Asian shares stumbled to a one-week low on Monday and perceived safe haven yen edged higher amid a relentless surge in coronavirus cases and fears of rising inflation while oil prices fell on oversupply worries.
In a sign the gloomy mood would extend elsewhere, Eurostoxx 50 futures fell 0.7%, while those for Germany’s DAX declined 0.6%. London’s FTSE futures were 0.8% lower.
In Asia, Japan’s Nikkei dropped 1.3%. Australia’s benchmark share index finished 0.7% lower while South Korea’s KOSPI shed nearly 1%. Chinese stocks were mixed with the blue-chip index mildly positive after paring earlier losses.
That left MSCI’s broadest index of Asia-Pacific shares outside Japan at 677.45 points, a level not seen since July 12. The index, down 1.3% on Monday, was on track for its biggest daily percentage drop since July 8.
Oil prices sank after an agreement over the weekend within the OPEC+ group of producers to boost output at a time when the outlook for demand is still cloudy.
Global economic growth is beginning to show signs of fatigue while many countries, particularly in Asia, are struggling to curb the highly contagious Delta variant of the coronavirus and have been forced into some form of lockdown. The spectre of elevated inflation, which the market has long feared, is also haunting investors.
Economists at Bank of America downgraded their forecast for U.S. economic growth to 6.5% this year, from 7% previously, but maintained their 5.5% forecast for next year.
“As for inflation, the bad news is it’s likely to remain elevated near term,” they said in a note, pointing to their latest read from their proprietary inflation meter which remains high.
“The good news is… we are likely near the peak, at least for the next few months, as base effects are less favourable and shortage pressures rotate away from goods towards services.”
U.S. Federal Reserve Chair Jerome Powell has repeatedly said any inflation flare-up is expected to be transitory, indicating monetary policy will remain supportive for some while yet.
Yet, markets remain hard to convince.
Aviva Investors, the global asset management business of Aviva plc, expects rapid growth and inflation to put some upward pressure on long-term sovereign bond yields.

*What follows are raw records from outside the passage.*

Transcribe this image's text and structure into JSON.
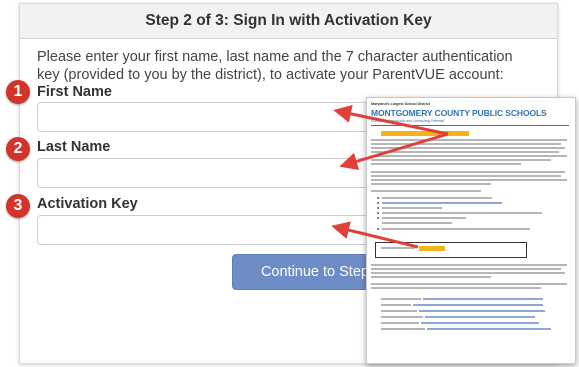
{
  "card": {
    "title": "Step 2 of 3: Sign In with Activation Key",
    "intro": "Please enter your first name, last name and the 7 character authentication key (provided to you by the district), to activate your ParentVUE account:",
    "fields": [
      {
        "label": "First Name",
        "value": "",
        "marker": "1"
      },
      {
        "label": "Last Name",
        "value": "",
        "marker": "2"
      },
      {
        "label": "Activation Key",
        "value": "",
        "marker": "3"
      }
    ],
    "continue_label": "Continue to Step 3"
  },
  "letter": {
    "org": "Maryland's Largest School District",
    "school": "MONTGOMERY COUNTY PUBLIC SCHOOLS",
    "motto": "Expanding Opportunity and Unleashing Potential"
  },
  "colors": {
    "marker_red": "#d3342a",
    "button_blue": "#6e8dc6",
    "arrow_red": "#e0403a",
    "highlight_yellow": "#f6b21b",
    "mcps_blue": "#2f74b5"
  }
}
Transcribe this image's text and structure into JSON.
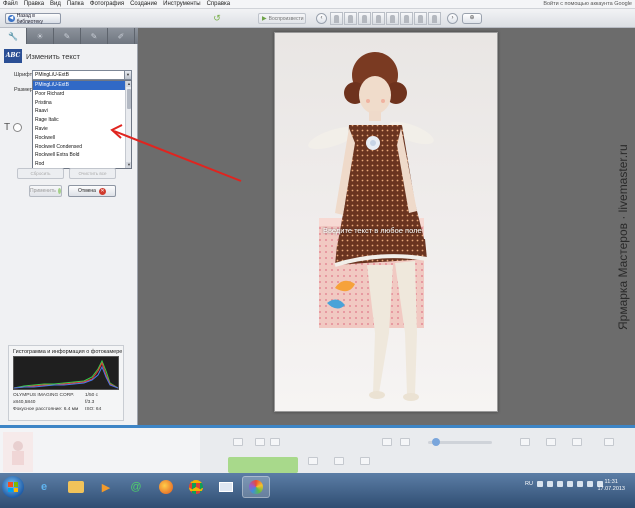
{
  "menu": {
    "items": [
      "Файл",
      "Правка",
      "Вид",
      "Папка",
      "Фотография",
      "Создание",
      "Инструменты",
      "Справка"
    ],
    "sign_in": "Войти с помощью аккаунта Google"
  },
  "toolbar": {
    "back_label": "Назад в библиотеку",
    "play_label": "Воспроизвести"
  },
  "panel": {
    "title": "Изменить текст",
    "icon_label": "ABC",
    "font_label": "Шрифт:",
    "size_label": "Размер:",
    "font_selected": "PMingLiU-ExtB",
    "font_options": [
      "PMingLiU-ExtB",
      "Poor Richard",
      "Pristina",
      "Raavi",
      "Rage Italic",
      "Ravie",
      "Rockwell",
      "Rockwell Condensed",
      "Rockwell Extra Bold",
      "Rod"
    ],
    "style_letter": "T",
    "ghost_left": "Сбросить",
    "ghost_right": "Очистить все",
    "apply_label": "Применить",
    "cancel_label": "Отмена"
  },
  "histogram": {
    "title": "Гистограмма и информация о фотокамере",
    "camera": "OLYMPUS IMAGING CORP.",
    "shutter": "1/50 с",
    "resolution": "x840,5840",
    "aperture": "f/3.3",
    "focal": "Фокусное расстояние: 6.4 мм",
    "iso": "ISO: 64"
  },
  "canvas": {
    "overlay_text": "Введите текст в любое поле"
  },
  "watermark": "Ярмарка Мастеров · livemaster.ru",
  "taskbar": {
    "lang": "RU",
    "time": "11:31",
    "date": "17.07.2013"
  },
  "colors": {
    "accent": "#3d85c6",
    "selection": "#3169c6",
    "arrow": "#e0241f"
  }
}
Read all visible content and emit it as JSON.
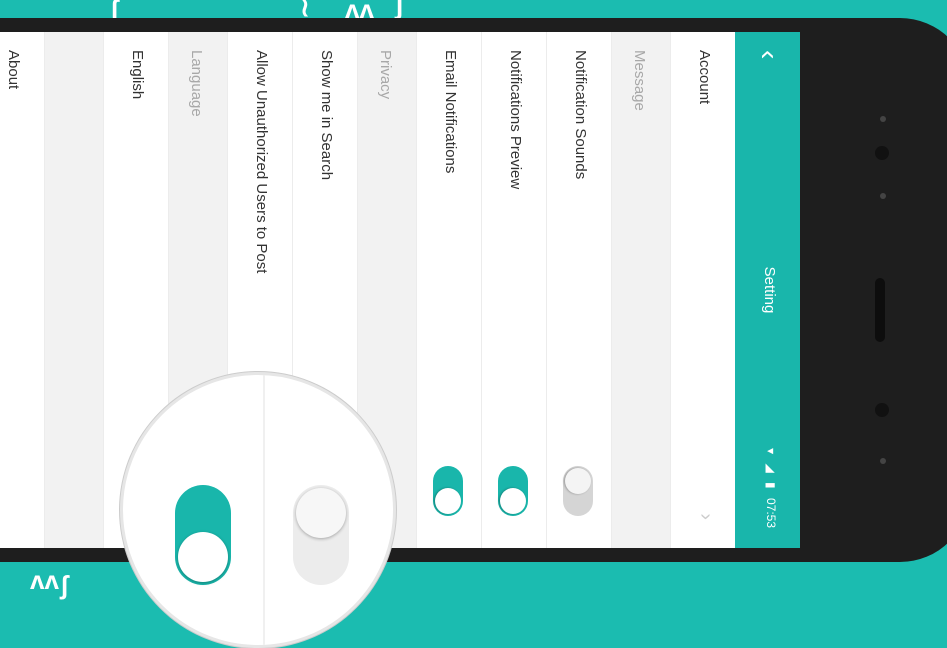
{
  "app": {
    "title": "Setting",
    "back_icon": "chevron-left-icon"
  },
  "status_bar": {
    "time": "07:53"
  },
  "rows": [
    {
      "label": "Account",
      "type": "nav"
    },
    {
      "label": "Message",
      "type": "section"
    },
    {
      "label": "Notification Sounds",
      "type": "toggle",
      "on": false
    },
    {
      "label": "Notifications Preview",
      "type": "toggle",
      "on": true
    },
    {
      "label": "Email Notifications",
      "type": "toggle",
      "on": true
    },
    {
      "label": "Privacy",
      "type": "section"
    },
    {
      "label": "Show me in Search",
      "type": "plain"
    },
    {
      "label": "Allow Unauthorized Users to Post",
      "type": "plain"
    },
    {
      "label": "Language",
      "type": "section"
    },
    {
      "label": "English",
      "type": "plain"
    },
    {
      "label": "",
      "type": "section"
    },
    {
      "label": "About",
      "type": "plain"
    }
  ],
  "magnifier": {
    "toggle_on": true,
    "toggle_off": false
  },
  "colors": {
    "accent": "#19b6ab",
    "background": "#1bbcb0"
  }
}
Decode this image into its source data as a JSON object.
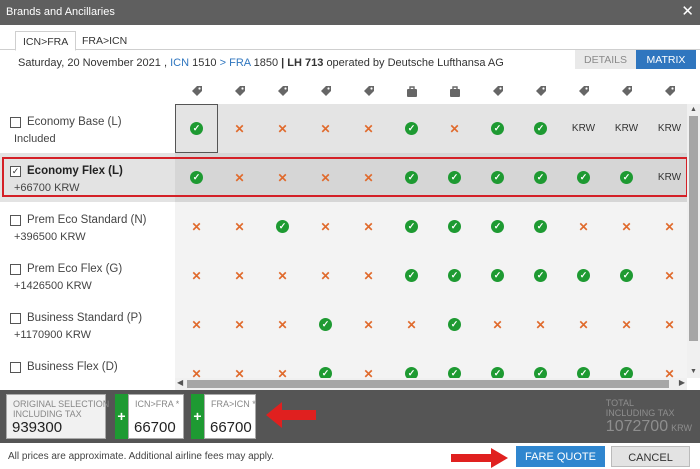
{
  "window": {
    "title": "Brands and Ancillaries",
    "close": "✕"
  },
  "tabs": [
    {
      "label": "ICN>FRA",
      "active": true
    },
    {
      "label": "FRA>ICN",
      "active": false
    }
  ],
  "view_toggle": {
    "details": "DETAILS",
    "matrix": "MATRIX",
    "active": "MATRIX"
  },
  "flight": {
    "date": "Saturday, 20 November 2021 ,",
    "origin": "ICN",
    "dep_time": "1510",
    "arrow": ">",
    "destination": "FRA",
    "arr_time": "1850",
    "pipe": "|",
    "carrier": "LH",
    "number": "713",
    "operated_by": "operated by Deutsche Lufthansa AG"
  },
  "column_icons": [
    "tag-icon",
    "tag-icon",
    "tag-icon",
    "tag-icon",
    "tag-icon",
    "bag-icon",
    "bag-icon",
    "tag-icon",
    "tag-icon",
    "tag-icon",
    "tag-icon",
    "tag-icon"
  ],
  "brands": [
    {
      "name": "Economy Base (L)",
      "price": "Included",
      "checked": false,
      "cells": [
        "ok",
        "x",
        "x",
        "x",
        "x",
        "ok",
        "x",
        "ok",
        "ok",
        "KRW",
        "KRW",
        "KRW"
      ]
    },
    {
      "name": "Economy Flex (L)",
      "price": "+66700 KRW",
      "checked": true,
      "cells": [
        "ok",
        "x",
        "x",
        "x",
        "x",
        "ok",
        "ok",
        "ok",
        "ok",
        "ok",
        "ok",
        "KRW"
      ]
    },
    {
      "name": "Prem Eco Standard (N)",
      "price": "+396500 KRW",
      "checked": false,
      "cells": [
        "x",
        "x",
        "ok",
        "x",
        "x",
        "ok",
        "ok",
        "ok",
        "ok",
        "x",
        "x",
        "x"
      ]
    },
    {
      "name": "Prem Eco Flex (G)",
      "price": "+1426500 KRW",
      "checked": false,
      "cells": [
        "x",
        "x",
        "x",
        "x",
        "x",
        "ok",
        "ok",
        "ok",
        "ok",
        "ok",
        "ok",
        "x"
      ]
    },
    {
      "name": "Business Standard (P)",
      "price": "+1170900 KRW",
      "checked": false,
      "cells": [
        "x",
        "x",
        "x",
        "ok",
        "x",
        "x",
        "ok",
        "x",
        "x",
        "x",
        "x",
        "x"
      ]
    },
    {
      "name": "Business Flex (D)",
      "price": "",
      "checked": false,
      "cells": [
        "x",
        "x",
        "x",
        "ok",
        "x",
        "ok",
        "ok",
        "ok",
        "ok",
        "ok",
        "ok",
        "x"
      ]
    }
  ],
  "summary": {
    "original": {
      "label1": "ORIGINAL SELECTION",
      "label2": "INCLUDING TAX",
      "value": "939300"
    },
    "seg1": {
      "label": "ICN>FRA *",
      "value": "66700"
    },
    "seg2": {
      "label": "FRA>ICN *",
      "value": "66700"
    },
    "plus": "+",
    "total": {
      "label1": "TOTAL",
      "label2": "INCLUDING TAX",
      "value": "1072700",
      "currency": "KRW"
    }
  },
  "footer": {
    "note": "All prices are approximate. Additional airline fees may apply.",
    "fare_quote": "FARE QUOTE",
    "cancel": "CANCEL"
  },
  "colors": {
    "check": "#1e9a32",
    "cross": "#e06a2c",
    "accent": "#2f76bf",
    "highlight": "#d42027"
  }
}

“As such, we prefer to be somewhat underweight duration, mainly through U.S. treasuries,” said Michael Grady, head of investment strategy and chief economist at Aviva Investors. “Overall, we have a neutral view on currencies.”
Action in the currency market was muted on Monday.
The dollar was mildly firmer against a basket of major currencies at 92.734.
Against the safe haven yen, the dollar was down 0.1% at 109.93, edging closer to the recent one-month trough of 109.52.
The euro was mostly flat at $1.1801.
The risk-sensitive Aussie slipped to $0.7372, the lowest since last December during early Asian trading.
Equity performance in recent days underscored investor nerves.
MSCI’s all-country world index, a gauge of global shares scaled a record peak last week but finished it 0.6% lower. On Friday, the Dow closed down 0.9%, the S&P 500 slipped 0.75%, and the Nasdaq lost 0.8%.
These losses came despite stronger-than-forecast U.S. retail sales last week, which rose 0.6% in June, contrary to an expected decline.
Next on investors’ radar is June quarter corporate earnings with Netflix, Philip Morris, Coca Cola and Intel Corp among companies expected to report this week.
Bank of America analysts forecast an 11% earnings beat, which they say would help refuel investor confidence in broader economic recovery and drive a rotation back into so called “value” stocks, which currently trade below what they are actually worth.
Elsewhere, gold prices were a tad weaker at $1,809.1 an ounce.
Brent crude was down 52 cents to $73.07 a barrel. U.S. crude slipped 57 cents to $71.24 a barrel.